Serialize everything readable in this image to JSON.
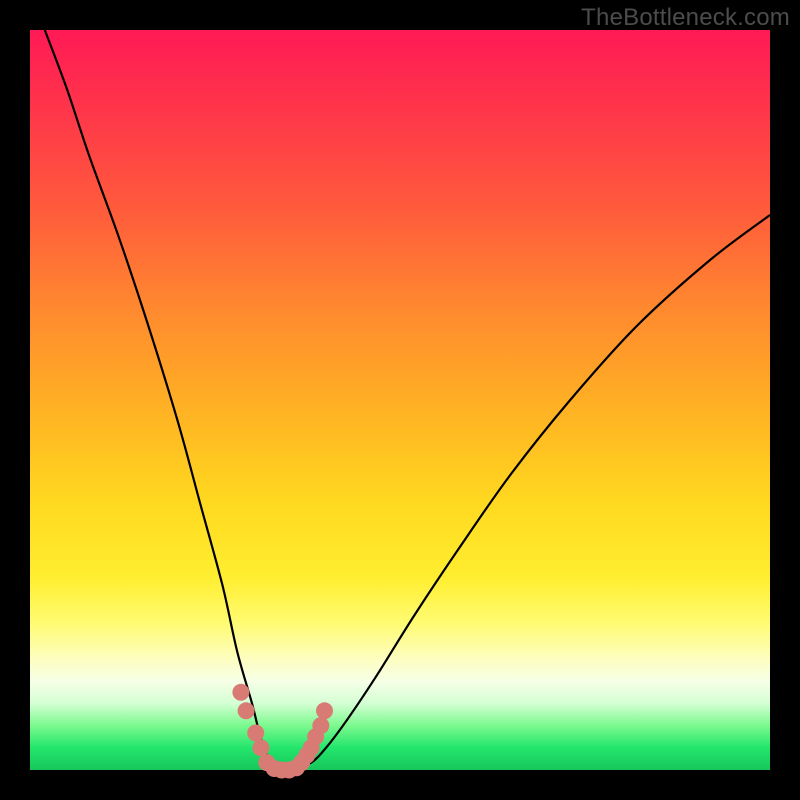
{
  "watermark": "TheBottleneck.com",
  "colors": {
    "frame": "#000000",
    "curve": "#000000",
    "marker": "#d97b75",
    "gradient_top": "#ff1a55",
    "gradient_bottom": "#17c65a"
  },
  "chart_data": {
    "type": "line",
    "title": "",
    "xlabel": "",
    "ylabel": "",
    "xlim": [
      0,
      100
    ],
    "ylim": [
      0,
      100
    ],
    "series": [
      {
        "name": "bottleneck-curve",
        "x": [
          2,
          5,
          8,
          12,
          16,
          20,
          23,
          26,
          28,
          30,
          31,
          32,
          33,
          34,
          35,
          36,
          38,
          40,
          43,
          47,
          52,
          58,
          65,
          73,
          82,
          92,
          100
        ],
        "y": [
          100,
          92,
          83,
          72,
          60,
          47,
          36,
          25,
          16,
          9,
          5,
          2,
          0.5,
          0,
          0,
          0.5,
          1,
          3,
          7,
          13,
          21,
          30,
          40,
          50,
          60,
          69,
          75
        ]
      }
    ],
    "scatter": [
      {
        "name": "sample-points",
        "x": [
          28.5,
          29.2,
          30.5,
          31.2,
          32.0,
          33.0,
          34.0,
          35.0,
          36.0,
          36.7,
          37.4,
          38.0,
          38.6,
          39.3,
          39.8
        ],
        "y": [
          10.5,
          8.0,
          5.0,
          3.0,
          1.0,
          0.2,
          0.0,
          0.0,
          0.3,
          1.0,
          2.0,
          3.0,
          4.5,
          6.0,
          8.0
        ]
      }
    ]
  }
}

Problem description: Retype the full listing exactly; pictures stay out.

Expected answer:
Serialize everything readable in this image to JSON.
{
  "watermark": "TheBottleneck.com",
  "colors": {
    "frame": "#000000",
    "curve": "#000000",
    "marker": "#d97b75",
    "gradient_top": "#ff1a55",
    "gradient_bottom": "#17c65a"
  },
  "chart_data": {
    "type": "line",
    "title": "",
    "xlabel": "",
    "ylabel": "",
    "xlim": [
      0,
      100
    ],
    "ylim": [
      0,
      100
    ],
    "series": [
      {
        "name": "bottleneck-curve",
        "x": [
          2,
          5,
          8,
          12,
          16,
          20,
          23,
          26,
          28,
          30,
          31,
          32,
          33,
          34,
          35,
          36,
          38,
          40,
          43,
          47,
          52,
          58,
          65,
          73,
          82,
          92,
          100
        ],
        "y": [
          100,
          92,
          83,
          72,
          60,
          47,
          36,
          25,
          16,
          9,
          5,
          2,
          0.5,
          0,
          0,
          0.5,
          1,
          3,
          7,
          13,
          21,
          30,
          40,
          50,
          60,
          69,
          75
        ]
      }
    ],
    "scatter": [
      {
        "name": "sample-points",
        "x": [
          28.5,
          29.2,
          30.5,
          31.2,
          32.0,
          33.0,
          34.0,
          35.0,
          36.0,
          36.7,
          37.4,
          38.0,
          38.6,
          39.3,
          39.8
        ],
        "y": [
          10.5,
          8.0,
          5.0,
          3.0,
          1.0,
          0.2,
          0.0,
          0.0,
          0.3,
          1.0,
          2.0,
          3.0,
          4.5,
          6.0,
          8.0
        ]
      }
    ]
  }
}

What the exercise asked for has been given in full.